August 12, 2012 § 2 Comments
It seems pressure remains high on IOC Chairman Jacques Rogge to honor the Munich 11. I couldn’t be gladder. I am not deluded enough to believe he will bow to international opinion, but I am heartened by the attention the issue has received.
In “Doing the Right Thing” and “Bearing the Torch”, Ken Kovacs and I presented our own reasons we felt honoring the Olympians slain in Munich in 1972 was a societal and moral imperative. We were far from alone in our pleas, and our voices joined many others, some of whose actions spoke louder than words.
Here are some examples of how people from all corners of the globe have made their opinions known.
1. Bob Costas followed through on plans to hold his own moment of silence during the opening ceremonies, while the Israeli athletes entered the stadium, in protest of the IOC’s refusal to do so.
2. At least 200 people held their own tribute in Trafalgar Square to the fallen athletes on the morning the London Olympics began. Over 20,000 were reported to participate in other venues throughout the host city.
3. More than 30 members of the Italian delegation held it’s own tribute to show solidarity with Israel and the familes of the slain athletes. They stood with members of the Israeli delegation outside the quarters of the Israeli athletes for a minute of silence.
4. 18-year-old Aly Raisman, the Jewish-American girl who captured gold with her floor routine (fittingly performed to “Hava Nagila”,) paid tribute to the Munich 11 in her interviews with reporters after her victory. She diplomatically, but pointedly, said she would have supported and respected a moment of silence had the IOC chosen to hold one.
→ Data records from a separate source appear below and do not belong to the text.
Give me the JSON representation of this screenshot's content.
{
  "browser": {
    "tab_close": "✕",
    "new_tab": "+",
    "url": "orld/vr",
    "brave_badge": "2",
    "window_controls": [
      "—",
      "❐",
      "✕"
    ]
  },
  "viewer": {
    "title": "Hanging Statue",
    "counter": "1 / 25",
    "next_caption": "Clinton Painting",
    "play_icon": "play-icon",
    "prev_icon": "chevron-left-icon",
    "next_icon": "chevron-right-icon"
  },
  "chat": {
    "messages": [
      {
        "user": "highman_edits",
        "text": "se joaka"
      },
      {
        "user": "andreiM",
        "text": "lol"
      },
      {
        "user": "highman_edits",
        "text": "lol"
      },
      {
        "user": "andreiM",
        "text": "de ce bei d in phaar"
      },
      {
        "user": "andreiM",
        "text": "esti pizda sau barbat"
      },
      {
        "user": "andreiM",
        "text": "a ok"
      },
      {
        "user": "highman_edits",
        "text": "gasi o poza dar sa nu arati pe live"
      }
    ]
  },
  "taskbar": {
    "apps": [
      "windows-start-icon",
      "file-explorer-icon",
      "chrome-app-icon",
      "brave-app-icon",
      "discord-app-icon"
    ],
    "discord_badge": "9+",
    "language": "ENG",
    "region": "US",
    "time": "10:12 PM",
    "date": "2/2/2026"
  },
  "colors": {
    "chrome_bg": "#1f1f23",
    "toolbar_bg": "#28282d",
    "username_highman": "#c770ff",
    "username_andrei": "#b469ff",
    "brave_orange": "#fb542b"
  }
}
5. Finally, ever the optimist, Former Canadian Justice Minister Irwin Cotler wrote to Mr. Rogge. He insisted it is not too late to do what is right. He asked Rogge to redeem himself by holding a moment of silence for the slain Israeli athletes and coaches during the Olympics’ Closing Ceremony. It’s a moving and poignant plea, which at the same time, pulls no punches in its analysis of what denying this request would signify.
I am not holding my breath. I am, however, moved and comforted that so many around the world have rallied to the sides of these families who suffered through the ultimate loss while the Games went on. From the bottom of my heart, I thank them.
August 9, 2012 § 9 Comments
Someone listened! They really did!!! ME!!! I changed the world!!! WOOOOOOOOT!!!!!
Okay, maybe I’m reaching here. If my daily blog hits reach into double digits, I do a victory dance. (No, I will not post a video of the victory dance. It’s enough that the people who have witnessed it in person are still running around in circles trying to poke out their mind’s eye with a fork.)
Last fall and winter, I did a good bit of blogging about gender issues. Roles, stereotypes, perceptions, treatment in the media, politics – all related to gender. A couple of those posts focused on the condescending and misguided launch of the pink Lego line of toys. At the end of it, though, I still backed the idea of buying the pink Legos – but buying them for boys as well as for girls. (I was particularly incensed by this Today Show clip, wherein Donnie Deutch, Matt Lauer, and Nancy Snyderman openly mocked the notion that a parent might ever be brave enough to buy pink toys for their son. Morons.) So, if you’re in the mood, you can read my powerful and irrefutable logic regarding pink and pink legos here, here and here. For those of you who can’t handle that much brilliance in one sitting, here’s a brief summary.
Every color should be for both genders. Including pink. The end. Or something like that. Trust me, I’m more articulate in the links provided above, so just go read them.
So, imagine my joy and surprise when I was watching the Olympics, and this commercial for Chevy trucks came on.
Notice anything? ANYONE NOTICE ANYTHING? It’s an ad for a TRUCK. The little boy in the ad is playing with a toy version of the TRUCK. In his lovely toy world he has set up for this truck are PINK THINGS. Yes. A pink house, pink ponies, girls in pink, etc. Among other toys included in this imaginary world are monkeys, a rocket, a Ken doll, and a Barbie-type doll with DARK hair who is dressed like a badass. (Yes, her proportions are ridiculous. Yes, her midriff is showing. I addressed my thoughts on issues like these in other blog posts.) Even lovelier, though, is that this inclusion of pink in a boy’s world is treated in the commercial as a total non-issue – as I’ve been arguing for YEARS that it should be.
Way to go, Chevrolet. I wish I could afford to buy a Chevy truck for the sole purpose of making a statement of support and appreciation. A Chevy TOY truck will have to do for now. In the meantime, Donnie Deutch, Matt Lauer and Nancy Snyderman can kiss My Little Pony’s pink butt.